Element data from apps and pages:
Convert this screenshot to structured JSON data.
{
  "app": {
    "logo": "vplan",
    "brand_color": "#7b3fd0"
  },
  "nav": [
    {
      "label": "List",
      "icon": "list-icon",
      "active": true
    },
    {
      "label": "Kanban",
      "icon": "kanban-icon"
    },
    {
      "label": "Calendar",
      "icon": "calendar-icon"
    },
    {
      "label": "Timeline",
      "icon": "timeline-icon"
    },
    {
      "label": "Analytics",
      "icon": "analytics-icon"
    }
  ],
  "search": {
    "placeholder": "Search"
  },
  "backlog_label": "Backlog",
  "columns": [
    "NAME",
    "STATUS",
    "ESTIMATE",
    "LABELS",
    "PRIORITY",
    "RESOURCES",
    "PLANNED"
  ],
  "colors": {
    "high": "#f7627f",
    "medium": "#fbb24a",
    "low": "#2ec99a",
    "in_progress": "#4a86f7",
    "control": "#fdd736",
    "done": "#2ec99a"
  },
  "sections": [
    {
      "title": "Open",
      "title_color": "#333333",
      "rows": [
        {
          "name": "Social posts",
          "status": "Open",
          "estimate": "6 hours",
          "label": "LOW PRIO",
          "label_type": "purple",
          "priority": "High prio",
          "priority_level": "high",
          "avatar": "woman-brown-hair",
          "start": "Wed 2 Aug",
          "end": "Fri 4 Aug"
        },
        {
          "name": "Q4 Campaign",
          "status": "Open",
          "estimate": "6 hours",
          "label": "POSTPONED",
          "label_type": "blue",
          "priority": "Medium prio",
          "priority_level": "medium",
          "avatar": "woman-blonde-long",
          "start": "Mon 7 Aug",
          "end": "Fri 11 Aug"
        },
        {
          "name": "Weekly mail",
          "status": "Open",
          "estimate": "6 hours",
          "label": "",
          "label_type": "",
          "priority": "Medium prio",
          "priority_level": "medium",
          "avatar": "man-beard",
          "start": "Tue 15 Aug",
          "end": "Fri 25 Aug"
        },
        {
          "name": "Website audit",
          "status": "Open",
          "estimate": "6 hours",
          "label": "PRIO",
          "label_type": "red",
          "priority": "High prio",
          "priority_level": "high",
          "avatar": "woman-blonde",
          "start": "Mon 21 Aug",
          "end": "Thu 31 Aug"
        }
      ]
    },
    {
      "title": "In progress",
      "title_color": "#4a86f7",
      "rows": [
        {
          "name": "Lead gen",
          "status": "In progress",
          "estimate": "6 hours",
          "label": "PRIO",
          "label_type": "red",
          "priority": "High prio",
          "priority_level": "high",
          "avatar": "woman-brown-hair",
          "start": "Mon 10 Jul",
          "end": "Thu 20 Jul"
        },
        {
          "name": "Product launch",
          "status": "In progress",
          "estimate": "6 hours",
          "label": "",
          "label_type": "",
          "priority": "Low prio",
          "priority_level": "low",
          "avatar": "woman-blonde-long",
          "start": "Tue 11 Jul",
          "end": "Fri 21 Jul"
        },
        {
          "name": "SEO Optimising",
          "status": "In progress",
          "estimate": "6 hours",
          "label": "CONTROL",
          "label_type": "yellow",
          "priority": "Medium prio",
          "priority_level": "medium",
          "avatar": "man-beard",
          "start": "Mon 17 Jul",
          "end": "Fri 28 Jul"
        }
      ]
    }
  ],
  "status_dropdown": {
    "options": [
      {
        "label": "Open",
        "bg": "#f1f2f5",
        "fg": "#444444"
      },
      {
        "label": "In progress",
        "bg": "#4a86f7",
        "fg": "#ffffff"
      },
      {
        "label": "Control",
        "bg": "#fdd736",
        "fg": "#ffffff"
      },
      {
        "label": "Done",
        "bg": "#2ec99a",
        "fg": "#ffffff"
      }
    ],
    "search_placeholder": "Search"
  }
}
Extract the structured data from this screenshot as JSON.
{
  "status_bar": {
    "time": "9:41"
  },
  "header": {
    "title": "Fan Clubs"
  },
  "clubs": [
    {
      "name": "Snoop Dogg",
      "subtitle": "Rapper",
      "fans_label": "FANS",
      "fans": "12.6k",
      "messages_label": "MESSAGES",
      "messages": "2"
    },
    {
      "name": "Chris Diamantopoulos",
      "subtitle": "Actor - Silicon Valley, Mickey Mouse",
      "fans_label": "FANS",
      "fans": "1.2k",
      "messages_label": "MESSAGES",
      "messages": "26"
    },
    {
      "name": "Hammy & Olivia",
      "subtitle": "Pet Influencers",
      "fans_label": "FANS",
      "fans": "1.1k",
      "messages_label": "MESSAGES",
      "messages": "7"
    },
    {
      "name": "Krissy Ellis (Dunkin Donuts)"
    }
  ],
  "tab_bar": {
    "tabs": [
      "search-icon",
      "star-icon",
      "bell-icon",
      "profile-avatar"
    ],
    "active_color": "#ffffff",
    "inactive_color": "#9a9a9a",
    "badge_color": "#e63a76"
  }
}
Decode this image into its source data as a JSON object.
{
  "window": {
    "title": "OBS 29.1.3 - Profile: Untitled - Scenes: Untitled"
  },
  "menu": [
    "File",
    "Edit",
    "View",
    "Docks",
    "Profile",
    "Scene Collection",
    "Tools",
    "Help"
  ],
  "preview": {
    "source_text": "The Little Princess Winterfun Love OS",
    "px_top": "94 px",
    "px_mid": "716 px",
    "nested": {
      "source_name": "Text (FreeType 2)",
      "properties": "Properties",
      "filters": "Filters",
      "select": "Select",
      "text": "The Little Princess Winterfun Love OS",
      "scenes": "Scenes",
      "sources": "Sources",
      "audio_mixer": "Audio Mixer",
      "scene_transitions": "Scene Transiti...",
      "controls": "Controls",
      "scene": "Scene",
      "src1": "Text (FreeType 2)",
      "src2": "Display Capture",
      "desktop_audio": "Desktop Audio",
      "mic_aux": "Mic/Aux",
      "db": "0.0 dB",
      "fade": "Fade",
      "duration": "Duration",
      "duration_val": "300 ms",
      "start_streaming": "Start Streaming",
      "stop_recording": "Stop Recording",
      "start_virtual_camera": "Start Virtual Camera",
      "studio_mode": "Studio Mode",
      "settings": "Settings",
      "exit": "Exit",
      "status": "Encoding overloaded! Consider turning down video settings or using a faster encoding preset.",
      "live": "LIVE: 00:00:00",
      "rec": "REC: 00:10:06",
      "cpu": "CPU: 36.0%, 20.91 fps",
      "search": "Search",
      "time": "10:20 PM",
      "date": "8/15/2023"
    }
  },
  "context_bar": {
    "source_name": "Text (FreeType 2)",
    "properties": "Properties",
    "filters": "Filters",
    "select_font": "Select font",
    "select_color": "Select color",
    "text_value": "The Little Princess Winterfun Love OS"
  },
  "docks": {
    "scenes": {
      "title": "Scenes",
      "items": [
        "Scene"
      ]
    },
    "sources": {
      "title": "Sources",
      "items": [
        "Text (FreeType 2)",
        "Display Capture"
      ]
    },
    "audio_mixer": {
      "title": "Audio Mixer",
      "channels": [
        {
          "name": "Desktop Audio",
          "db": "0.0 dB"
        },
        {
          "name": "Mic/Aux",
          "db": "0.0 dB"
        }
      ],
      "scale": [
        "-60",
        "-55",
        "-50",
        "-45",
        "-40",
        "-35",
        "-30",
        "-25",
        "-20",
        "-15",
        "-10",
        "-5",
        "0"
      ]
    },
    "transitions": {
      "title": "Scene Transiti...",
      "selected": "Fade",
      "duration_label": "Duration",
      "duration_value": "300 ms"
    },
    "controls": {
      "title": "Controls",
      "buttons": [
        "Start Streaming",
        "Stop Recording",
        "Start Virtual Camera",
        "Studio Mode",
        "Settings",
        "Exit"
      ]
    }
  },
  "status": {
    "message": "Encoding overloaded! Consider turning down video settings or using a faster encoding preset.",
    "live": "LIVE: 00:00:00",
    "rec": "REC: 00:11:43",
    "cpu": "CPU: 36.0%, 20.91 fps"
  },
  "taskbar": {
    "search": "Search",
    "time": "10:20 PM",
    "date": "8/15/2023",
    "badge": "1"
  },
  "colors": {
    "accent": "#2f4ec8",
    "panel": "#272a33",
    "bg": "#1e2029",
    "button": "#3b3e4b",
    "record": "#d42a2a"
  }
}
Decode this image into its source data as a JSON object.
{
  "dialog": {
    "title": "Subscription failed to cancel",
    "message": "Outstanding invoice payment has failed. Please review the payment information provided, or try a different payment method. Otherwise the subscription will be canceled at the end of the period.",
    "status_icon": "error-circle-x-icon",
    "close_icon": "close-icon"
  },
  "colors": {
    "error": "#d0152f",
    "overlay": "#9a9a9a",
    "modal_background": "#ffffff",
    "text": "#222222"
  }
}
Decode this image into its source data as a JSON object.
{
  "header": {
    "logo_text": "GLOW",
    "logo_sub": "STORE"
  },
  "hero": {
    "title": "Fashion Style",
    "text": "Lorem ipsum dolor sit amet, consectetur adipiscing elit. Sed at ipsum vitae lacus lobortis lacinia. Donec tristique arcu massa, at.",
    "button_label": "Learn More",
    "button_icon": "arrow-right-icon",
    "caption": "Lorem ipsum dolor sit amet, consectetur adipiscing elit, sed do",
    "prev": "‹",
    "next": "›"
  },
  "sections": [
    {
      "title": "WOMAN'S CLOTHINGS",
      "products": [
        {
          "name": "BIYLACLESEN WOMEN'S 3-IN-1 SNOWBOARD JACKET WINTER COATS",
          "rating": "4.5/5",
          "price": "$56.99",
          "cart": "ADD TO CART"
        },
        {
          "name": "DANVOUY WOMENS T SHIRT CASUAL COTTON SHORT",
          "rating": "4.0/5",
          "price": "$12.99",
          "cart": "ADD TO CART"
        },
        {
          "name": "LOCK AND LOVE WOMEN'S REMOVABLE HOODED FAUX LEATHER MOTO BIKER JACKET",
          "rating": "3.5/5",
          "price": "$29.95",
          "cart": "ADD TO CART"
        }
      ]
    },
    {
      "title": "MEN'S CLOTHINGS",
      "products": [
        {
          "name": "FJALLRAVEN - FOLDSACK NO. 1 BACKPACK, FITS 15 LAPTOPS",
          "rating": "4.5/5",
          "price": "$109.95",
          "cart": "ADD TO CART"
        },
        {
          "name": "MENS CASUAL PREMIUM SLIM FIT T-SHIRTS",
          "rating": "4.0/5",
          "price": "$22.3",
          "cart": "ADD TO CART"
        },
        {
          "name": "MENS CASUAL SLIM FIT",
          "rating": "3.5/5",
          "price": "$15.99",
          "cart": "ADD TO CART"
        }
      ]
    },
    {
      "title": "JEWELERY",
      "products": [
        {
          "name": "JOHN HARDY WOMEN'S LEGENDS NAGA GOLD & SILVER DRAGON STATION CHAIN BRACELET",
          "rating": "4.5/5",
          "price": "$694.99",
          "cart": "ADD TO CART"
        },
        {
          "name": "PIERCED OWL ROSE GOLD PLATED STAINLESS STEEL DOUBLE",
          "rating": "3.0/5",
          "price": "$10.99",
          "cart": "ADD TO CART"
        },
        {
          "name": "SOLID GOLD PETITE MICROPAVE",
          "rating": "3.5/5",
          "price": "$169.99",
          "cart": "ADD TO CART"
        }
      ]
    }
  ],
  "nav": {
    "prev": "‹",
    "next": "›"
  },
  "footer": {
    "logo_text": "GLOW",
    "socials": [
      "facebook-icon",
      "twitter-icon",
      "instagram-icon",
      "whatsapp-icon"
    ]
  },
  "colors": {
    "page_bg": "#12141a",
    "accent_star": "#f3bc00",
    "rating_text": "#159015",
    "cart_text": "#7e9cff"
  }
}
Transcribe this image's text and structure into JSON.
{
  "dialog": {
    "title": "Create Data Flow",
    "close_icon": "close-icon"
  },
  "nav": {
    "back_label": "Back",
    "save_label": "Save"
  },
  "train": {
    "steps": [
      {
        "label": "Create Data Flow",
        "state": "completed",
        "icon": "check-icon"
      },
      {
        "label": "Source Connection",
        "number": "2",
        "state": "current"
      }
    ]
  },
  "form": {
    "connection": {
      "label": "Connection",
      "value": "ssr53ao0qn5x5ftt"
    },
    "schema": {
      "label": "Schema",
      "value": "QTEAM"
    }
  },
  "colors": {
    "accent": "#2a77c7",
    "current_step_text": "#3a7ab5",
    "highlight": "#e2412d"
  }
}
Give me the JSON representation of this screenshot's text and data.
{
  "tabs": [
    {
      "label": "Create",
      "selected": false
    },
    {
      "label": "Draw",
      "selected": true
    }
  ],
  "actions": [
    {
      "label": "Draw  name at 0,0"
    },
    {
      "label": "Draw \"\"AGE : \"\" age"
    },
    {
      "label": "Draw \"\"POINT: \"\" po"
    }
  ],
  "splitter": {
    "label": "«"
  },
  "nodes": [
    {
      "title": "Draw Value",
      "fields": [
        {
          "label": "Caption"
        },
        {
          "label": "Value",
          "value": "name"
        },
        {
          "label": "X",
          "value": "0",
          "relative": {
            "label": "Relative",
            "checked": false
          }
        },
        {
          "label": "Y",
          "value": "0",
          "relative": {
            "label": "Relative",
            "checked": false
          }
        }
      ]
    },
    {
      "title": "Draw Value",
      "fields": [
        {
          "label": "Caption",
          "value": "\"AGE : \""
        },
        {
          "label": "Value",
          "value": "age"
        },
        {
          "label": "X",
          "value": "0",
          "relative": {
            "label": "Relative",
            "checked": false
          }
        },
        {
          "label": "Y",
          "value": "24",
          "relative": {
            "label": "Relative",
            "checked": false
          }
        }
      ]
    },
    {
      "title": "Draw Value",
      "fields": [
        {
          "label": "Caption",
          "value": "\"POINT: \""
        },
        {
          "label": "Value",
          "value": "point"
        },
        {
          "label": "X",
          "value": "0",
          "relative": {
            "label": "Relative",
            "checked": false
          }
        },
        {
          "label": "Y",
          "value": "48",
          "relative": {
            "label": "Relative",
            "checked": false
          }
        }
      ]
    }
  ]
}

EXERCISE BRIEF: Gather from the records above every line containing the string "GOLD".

WRITTEN RESPONSE:
          "name": "JOHN HARDY WOMEN'S LEGENDS NAGA GOLD & SILVER DRAGON STATION CHAIN BRACELET",
          "name": "PIERCED OWL ROSE GOLD PLATED STAINLESS STEEL DOUBLE",
          "name": "SOLID GOLD PETITE MICROPAVE",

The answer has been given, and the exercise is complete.